▶ **Exercise objective**
Drop the pictures, then extract the listing word for word.

▶ **The data**
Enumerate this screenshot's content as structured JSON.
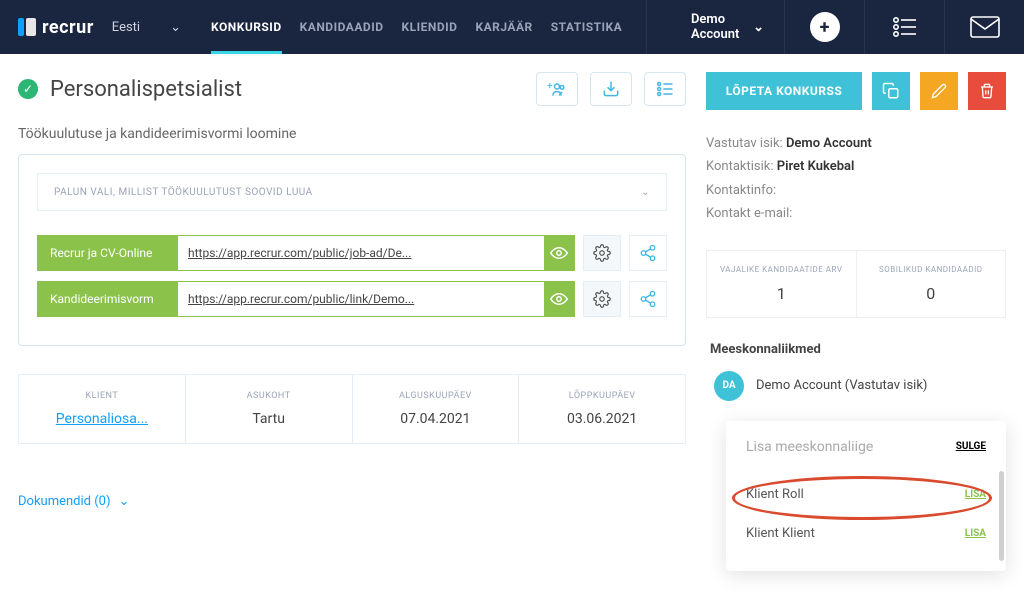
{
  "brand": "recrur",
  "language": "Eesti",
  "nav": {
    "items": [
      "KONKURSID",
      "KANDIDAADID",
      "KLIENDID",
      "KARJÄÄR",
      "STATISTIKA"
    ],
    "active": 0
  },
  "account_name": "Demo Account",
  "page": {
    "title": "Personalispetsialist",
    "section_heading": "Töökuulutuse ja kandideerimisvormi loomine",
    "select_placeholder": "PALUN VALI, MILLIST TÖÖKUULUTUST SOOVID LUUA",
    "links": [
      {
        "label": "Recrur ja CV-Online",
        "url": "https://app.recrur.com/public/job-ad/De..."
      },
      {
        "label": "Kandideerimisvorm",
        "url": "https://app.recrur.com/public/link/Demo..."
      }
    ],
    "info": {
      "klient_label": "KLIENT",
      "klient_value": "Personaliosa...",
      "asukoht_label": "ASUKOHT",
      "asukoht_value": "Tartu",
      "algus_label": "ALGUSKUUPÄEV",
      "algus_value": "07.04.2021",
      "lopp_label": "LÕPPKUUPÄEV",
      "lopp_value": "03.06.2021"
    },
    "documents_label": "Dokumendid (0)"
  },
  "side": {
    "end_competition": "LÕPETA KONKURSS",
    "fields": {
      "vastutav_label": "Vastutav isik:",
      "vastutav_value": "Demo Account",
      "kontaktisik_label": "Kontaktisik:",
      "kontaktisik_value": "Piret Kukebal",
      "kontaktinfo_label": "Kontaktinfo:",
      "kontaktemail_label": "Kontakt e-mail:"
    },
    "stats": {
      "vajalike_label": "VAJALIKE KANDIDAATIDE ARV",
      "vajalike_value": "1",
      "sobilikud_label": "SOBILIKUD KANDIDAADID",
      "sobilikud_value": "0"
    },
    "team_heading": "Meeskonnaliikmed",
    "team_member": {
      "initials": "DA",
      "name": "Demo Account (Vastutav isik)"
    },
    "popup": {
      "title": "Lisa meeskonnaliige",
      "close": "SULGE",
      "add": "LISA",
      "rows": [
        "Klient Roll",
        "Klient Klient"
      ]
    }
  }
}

▶ **Solution for this problem**
Enumerate this screenshot's content as structured JSON.
{
  "brand": "recrur",
  "language": "Eesti",
  "nav": {
    "items": [
      "KONKURSID",
      "KANDIDAADID",
      "KLIENDID",
      "KARJÄÄR",
      "STATISTIKA"
    ],
    "active": 0
  },
  "account_name": "Demo Account",
  "page": {
    "title": "Personalispetsialist",
    "section_heading": "Töökuulutuse ja kandideerimisvormi loomine",
    "select_placeholder": "PALUN VALI, MILLIST TÖÖKUULUTUST SOOVID LUUA",
    "links": [
      {
        "label": "Recrur ja CV-Online",
        "url": "https://app.recrur.com/public/job-ad/De..."
      },
      {
        "label": "Kandideerimisvorm",
        "url": "https://app.recrur.com/public/link/Demo..."
      }
    ],
    "info": {
      "klient_label": "KLIENT",
      "klient_value": "Personaliosa...",
      "asukoht_label": "ASUKOHT",
      "asukoht_value": "Tartu",
      "algus_label": "ALGUSKUUPÄEV",
      "algus_value": "07.04.2021",
      "lopp_label": "LÕPPKUUPÄEV",
      "lopp_value": "03.06.2021"
    },
    "documents_label": "Dokumendid (0)"
  },
  "side": {
    "end_competition": "LÕPETA KONKURSS",
    "fields": {
      "vastutav_label": "Vastutav isik:",
      "vastutav_value": "Demo Account",
      "kontaktisik_label": "Kontaktisik:",
      "kontaktisik_value": "Piret Kukebal",
      "kontaktinfo_label": "Kontaktinfo:",
      "kontaktemail_label": "Kontakt e-mail:"
    },
    "stats": {
      "vajalike_label": "VAJALIKE KANDIDAATIDE ARV",
      "vajalike_value": "1",
      "sobilikud_label": "SOBILIKUD KANDIDAADID",
      "sobilikud_value": "0"
    },
    "team_heading": "Meeskonnaliikmed",
    "team_member": {
      "initials": "DA",
      "name": "Demo Account (Vastutav isik)"
    },
    "popup": {
      "title": "Lisa meeskonnaliige",
      "close": "SULGE",
      "add": "LISA",
      "rows": [
        "Klient Roll",
        "Klient Klient"
      ]
    }
  }
}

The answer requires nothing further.